GIVEN RECORDS:
____
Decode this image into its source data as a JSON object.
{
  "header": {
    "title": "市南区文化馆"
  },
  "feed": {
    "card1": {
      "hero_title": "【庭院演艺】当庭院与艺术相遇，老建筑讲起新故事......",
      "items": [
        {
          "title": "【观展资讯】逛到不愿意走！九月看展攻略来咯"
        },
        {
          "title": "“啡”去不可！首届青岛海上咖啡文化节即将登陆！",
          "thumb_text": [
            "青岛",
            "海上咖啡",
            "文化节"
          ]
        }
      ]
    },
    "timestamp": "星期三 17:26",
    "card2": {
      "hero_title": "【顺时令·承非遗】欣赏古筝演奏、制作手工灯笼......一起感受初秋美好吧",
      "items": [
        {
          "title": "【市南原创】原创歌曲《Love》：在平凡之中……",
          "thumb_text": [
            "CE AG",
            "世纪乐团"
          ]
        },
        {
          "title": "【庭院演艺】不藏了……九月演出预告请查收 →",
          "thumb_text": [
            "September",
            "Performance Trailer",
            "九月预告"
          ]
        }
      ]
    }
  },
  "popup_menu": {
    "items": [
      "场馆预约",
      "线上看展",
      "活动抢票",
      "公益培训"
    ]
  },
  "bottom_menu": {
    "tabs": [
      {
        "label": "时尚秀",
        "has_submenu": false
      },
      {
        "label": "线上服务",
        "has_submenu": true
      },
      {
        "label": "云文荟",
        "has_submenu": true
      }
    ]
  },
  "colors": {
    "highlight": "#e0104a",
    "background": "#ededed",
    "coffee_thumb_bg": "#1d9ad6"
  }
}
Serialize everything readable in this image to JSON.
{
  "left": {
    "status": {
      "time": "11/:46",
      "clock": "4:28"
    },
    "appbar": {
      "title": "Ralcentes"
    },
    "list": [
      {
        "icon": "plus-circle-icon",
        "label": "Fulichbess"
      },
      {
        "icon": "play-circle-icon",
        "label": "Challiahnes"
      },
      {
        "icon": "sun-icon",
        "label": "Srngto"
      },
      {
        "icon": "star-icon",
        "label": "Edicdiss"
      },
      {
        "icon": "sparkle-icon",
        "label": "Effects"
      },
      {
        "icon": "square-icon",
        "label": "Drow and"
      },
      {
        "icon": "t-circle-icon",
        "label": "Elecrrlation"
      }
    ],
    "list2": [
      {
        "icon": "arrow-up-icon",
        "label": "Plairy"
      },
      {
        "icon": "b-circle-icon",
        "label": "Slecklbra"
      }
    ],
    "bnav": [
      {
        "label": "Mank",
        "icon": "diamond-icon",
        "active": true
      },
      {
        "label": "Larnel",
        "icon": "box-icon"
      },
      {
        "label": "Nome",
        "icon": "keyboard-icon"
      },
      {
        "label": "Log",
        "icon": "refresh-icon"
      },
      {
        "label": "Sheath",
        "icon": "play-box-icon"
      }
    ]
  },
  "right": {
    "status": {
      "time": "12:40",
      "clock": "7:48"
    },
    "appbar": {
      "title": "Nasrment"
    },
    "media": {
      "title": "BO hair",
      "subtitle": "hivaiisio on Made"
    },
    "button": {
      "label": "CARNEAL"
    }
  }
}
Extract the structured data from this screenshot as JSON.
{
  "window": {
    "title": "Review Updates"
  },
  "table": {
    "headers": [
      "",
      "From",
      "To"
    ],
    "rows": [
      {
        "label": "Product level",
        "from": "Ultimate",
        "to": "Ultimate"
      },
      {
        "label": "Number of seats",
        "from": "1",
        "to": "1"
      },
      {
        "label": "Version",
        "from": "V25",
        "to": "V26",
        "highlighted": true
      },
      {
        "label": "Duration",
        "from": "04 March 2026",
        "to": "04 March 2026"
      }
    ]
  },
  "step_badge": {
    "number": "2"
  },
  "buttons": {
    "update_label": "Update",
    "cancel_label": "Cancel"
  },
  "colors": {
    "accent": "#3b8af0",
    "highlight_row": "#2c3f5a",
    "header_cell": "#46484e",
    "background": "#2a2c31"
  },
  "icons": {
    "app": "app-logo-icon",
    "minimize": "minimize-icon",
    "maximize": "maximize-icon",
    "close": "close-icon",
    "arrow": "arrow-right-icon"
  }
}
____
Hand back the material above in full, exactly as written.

Decode this image into its source data as a JSON object.
{
  "header": {
    "title": "市南区文化馆"
  },
  "feed": {
    "card1": {
      "hero_title": "【庭院演艺】当庭院与艺术相遇，老建筑讲起新故事......",
      "items": [
        {
          "title": "【观展资讯】逛到不愿意走！九月看展攻略来咯"
        },
        {
          "title": "“啡”去不可！首届青岛海上咖啡文化节即将登陆！",
          "thumb_text": [
            "青岛",
            "海上咖啡",
            "文化节"
          ]
        }
      ]
    },
    "timestamp": "星期三 17:26",
    "card2": {
      "hero_title": "【顺时令·承非遗】欣赏古筝演奏、制作手工灯笼......一起感受初秋美好吧",
      "items": [
        {
          "title": "【市南原创】原创歌曲《Love》：在平凡之中……",
          "thumb_text": [
            "CE AG",
            "世纪乐团"
          ]
        },
        {
          "title": "【庭院演艺】不藏了……九月演出预告请查收 →",
          "thumb_text": [
            "September",
            "Performance Trailer",
            "九月预告"
          ]
        }
      ]
    }
  },
  "popup_menu": {
    "items": [
      "场馆预约",
      "线上看展",
      "活动抢票",
      "公益培训"
    ]
  },
  "bottom_menu": {
    "tabs": [
      {
        "label": "时尚秀",
        "has_submenu": false
      },
      {
        "label": "线上服务",
        "has_submenu": true
      },
      {
        "label": "云文荟",
        "has_submenu": true
      }
    ]
  },
  "colors": {
    "highlight": "#e0104a",
    "background": "#ededed",
    "coffee_thumb_bg": "#1d9ad6"
  }
}
Serialize everything readable in this image to JSON.
{
  "left": {
    "status": {
      "time": "11/:46",
      "clock": "4:28"
    },
    "appbar": {
      "title": "Ralcentes"
    },
    "list": [
      {
        "icon": "plus-circle-icon",
        "label": "Fulichbess"
      },
      {
        "icon": "play-circle-icon",
        "label": "Challiahnes"
      },
      {
        "icon": "sun-icon",
        "label": "Srngto"
      },
      {
        "icon": "star-icon",
        "label": "Edicdiss"
      },
      {
        "icon": "sparkle-icon",
        "label": "Effects"
      },
      {
        "icon": "square-icon",
        "label": "Drow and"
      },
      {
        "icon": "t-circle-icon",
        "label": "Elecrrlation"
      }
    ],
    "list2": [
      {
        "icon": "arrow-up-icon",
        "label": "Plairy"
      },
      {
        "icon": "b-circle-icon",
        "label": "Slecklbra"
      }
    ],
    "bnav": [
      {
        "label": "Mank",
        "icon": "diamond-icon",
        "active": true
      },
      {
        "label": "Larnel",
        "icon": "box-icon"
      },
      {
        "label": "Nome",
        "icon": "keyboard-icon"
      },
      {
        "label": "Log",
        "icon": "refresh-icon"
      },
      {
        "label": "Sheath",
        "icon": "play-box-icon"
      }
    ]
  },
  "right": {
    "status": {
      "time": "12:40",
      "clock": "7:48"
    },
    "appbar": {
      "title": "Nasrment"
    },
    "media": {
      "title": "BO hair",
      "subtitle": "hivaiisio on Made"
    },
    "button": {
      "label": "CARNEAL"
    }
  }
}
Extract the structured data from this screenshot as JSON.
{
  "window": {
    "title": "Review Updates"
  },
  "table": {
    "headers": [
      "",
      "From",
      "To"
    ],
    "rows": [
      {
        "label": "Product level",
        "from": "Ultimate",
        "to": "Ultimate"
      },
      {
        "label": "Number of seats",
        "from": "1",
        "to": "1"
      },
      {
        "label": "Version",
        "from": "V25",
        "to": "V26",
        "highlighted": true
      },
      {
        "label": "Duration",
        "from": "04 March 2026",
        "to": "04 March 2026"
      }
    ]
  },
  "step_badge": {
    "number": "2"
  },
  "buttons": {
    "update_label": "Update",
    "cancel_label": "Cancel"
  },
  "colors": {
    "accent": "#3b8af0",
    "highlight_row": "#2c3f5a",
    "header_cell": "#46484e",
    "background": "#2a2c31"
  },
  "icons": {
    "app": "app-logo-icon",
    "minimize": "minimize-icon",
    "maximize": "maximize-icon",
    "close": "close-icon",
    "arrow": "arrow-right-icon"
  }
}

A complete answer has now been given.